Within the storage communities, the interpretation is often different. To a storage engineer, there is a distinction between SAN and disk arrays: SAN is the network fabric that is made up of switches that provide your host a point-to-point path/link to the disks on some disk arrays. Disk arrays are the storage devices where physical disks are pooled together and managed by sophisticated software and additional controller hardware.
I personally have tried consciously to stick to the second interpretation, and refrained from using terms such as HP SAN or EMC SAN, primarily because this type of speaking adds no value, but introduces inaccuracies, and can be potentially misleading.
First of all, even if you interpret SAN broadly, it’s still probably wrong, or inaccurate, to speak of EMC SAN or IBM SAN, for instance, because it’s highly unlikely that the SAN environment is entirely made up of the EMC or IBM devices (I have not seen one anyway). The disk arrays may be from EMC or IBM, but the switches are often from Broacade or Cisco, or a mix of switches from different vendors. SAN is not a monolithic piece.
Although SAN in terms of the switch fabric can be a limiting factor, especially when it comes to throughput, disk arrays are often where the disk I/O performance is determined, especially when it comes to disk I/O latency.

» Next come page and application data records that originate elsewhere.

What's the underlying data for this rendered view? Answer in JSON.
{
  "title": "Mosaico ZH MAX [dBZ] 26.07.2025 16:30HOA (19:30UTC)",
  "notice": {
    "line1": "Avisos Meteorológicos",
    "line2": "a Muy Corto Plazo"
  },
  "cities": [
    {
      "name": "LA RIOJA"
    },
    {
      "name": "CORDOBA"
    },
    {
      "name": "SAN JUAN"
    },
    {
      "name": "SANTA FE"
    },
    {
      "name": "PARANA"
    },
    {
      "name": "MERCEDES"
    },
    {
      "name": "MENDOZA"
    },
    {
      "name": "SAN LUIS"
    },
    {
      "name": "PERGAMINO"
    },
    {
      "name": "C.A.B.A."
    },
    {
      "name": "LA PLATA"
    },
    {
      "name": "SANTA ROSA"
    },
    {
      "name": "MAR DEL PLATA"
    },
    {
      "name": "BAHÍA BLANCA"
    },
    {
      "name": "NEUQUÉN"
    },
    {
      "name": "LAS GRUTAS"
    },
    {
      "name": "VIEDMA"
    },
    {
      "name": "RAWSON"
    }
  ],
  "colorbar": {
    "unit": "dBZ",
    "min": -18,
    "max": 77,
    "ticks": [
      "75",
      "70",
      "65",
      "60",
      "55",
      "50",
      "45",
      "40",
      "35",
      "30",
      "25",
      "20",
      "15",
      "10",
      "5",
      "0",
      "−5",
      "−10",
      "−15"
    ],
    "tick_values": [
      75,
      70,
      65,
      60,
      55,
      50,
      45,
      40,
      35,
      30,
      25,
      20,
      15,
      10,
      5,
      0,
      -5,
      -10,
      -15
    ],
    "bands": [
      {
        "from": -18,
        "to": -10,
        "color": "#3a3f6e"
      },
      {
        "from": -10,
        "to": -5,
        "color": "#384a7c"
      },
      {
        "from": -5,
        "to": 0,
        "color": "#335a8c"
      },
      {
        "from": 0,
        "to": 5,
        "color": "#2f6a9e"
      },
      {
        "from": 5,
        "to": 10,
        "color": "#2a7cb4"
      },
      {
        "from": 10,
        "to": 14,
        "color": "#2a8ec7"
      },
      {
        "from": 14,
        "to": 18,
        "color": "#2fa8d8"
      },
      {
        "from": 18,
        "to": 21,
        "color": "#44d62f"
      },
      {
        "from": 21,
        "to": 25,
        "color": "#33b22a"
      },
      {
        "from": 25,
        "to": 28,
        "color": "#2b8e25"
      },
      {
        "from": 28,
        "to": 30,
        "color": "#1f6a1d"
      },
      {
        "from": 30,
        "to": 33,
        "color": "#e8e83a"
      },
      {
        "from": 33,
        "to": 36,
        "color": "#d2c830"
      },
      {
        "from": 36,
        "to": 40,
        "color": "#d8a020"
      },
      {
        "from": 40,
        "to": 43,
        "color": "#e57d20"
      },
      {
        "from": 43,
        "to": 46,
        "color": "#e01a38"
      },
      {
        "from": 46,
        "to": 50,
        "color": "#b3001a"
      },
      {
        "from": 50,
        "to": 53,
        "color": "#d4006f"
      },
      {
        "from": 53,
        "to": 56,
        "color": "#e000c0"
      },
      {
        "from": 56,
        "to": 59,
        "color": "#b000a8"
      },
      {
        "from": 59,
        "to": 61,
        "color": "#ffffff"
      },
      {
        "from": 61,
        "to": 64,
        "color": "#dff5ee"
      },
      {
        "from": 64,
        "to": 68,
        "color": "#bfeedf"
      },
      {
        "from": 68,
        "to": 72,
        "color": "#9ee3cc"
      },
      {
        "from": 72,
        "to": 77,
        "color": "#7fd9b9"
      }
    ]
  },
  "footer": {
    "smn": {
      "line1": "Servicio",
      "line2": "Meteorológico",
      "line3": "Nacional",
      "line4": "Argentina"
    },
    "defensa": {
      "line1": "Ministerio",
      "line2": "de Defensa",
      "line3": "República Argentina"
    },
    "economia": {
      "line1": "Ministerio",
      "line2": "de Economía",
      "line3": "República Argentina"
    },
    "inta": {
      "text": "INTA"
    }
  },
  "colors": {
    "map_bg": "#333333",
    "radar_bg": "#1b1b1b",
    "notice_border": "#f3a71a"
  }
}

Identifying from what disk array a LUN is carved automatically puts us in a better position in our performance analysis.
Even if we stop being ‘picky’ and interpret EMC SAN to mean an EMC disk array behind a SAN fabric, the phrase is not specific enough to add as much value as identifying it to be an EMC DMX-3 disk array, for instance. Note that there can be many different models, makes, and versions of disk arrays behind a SAN, and their performance characteristics can be vastly different. It does not help to say that your drive is presented from an EMC SAN because two drives presented from the same SAN can perform very differently even with the same number of drives, same type of drives, and same RAID configuration. Many factors of the disk array heavily influence the performance of LUNs carved from the disk array.
Although different LUNs can be carved from the same disk array and these LUNs can be configured to have different performance characteristics, identifying the disk array allows one to understand why two LUNs of the same configuration have different performance characteristics, or at least gives one an opportunity to look for more information, and make the conversations easier with the storage folks.
Saying that a drive is from an EMC SAN is simply too generic to be useful, even if we are willing to ignore the fact that there is no such thing as an EMC SAN.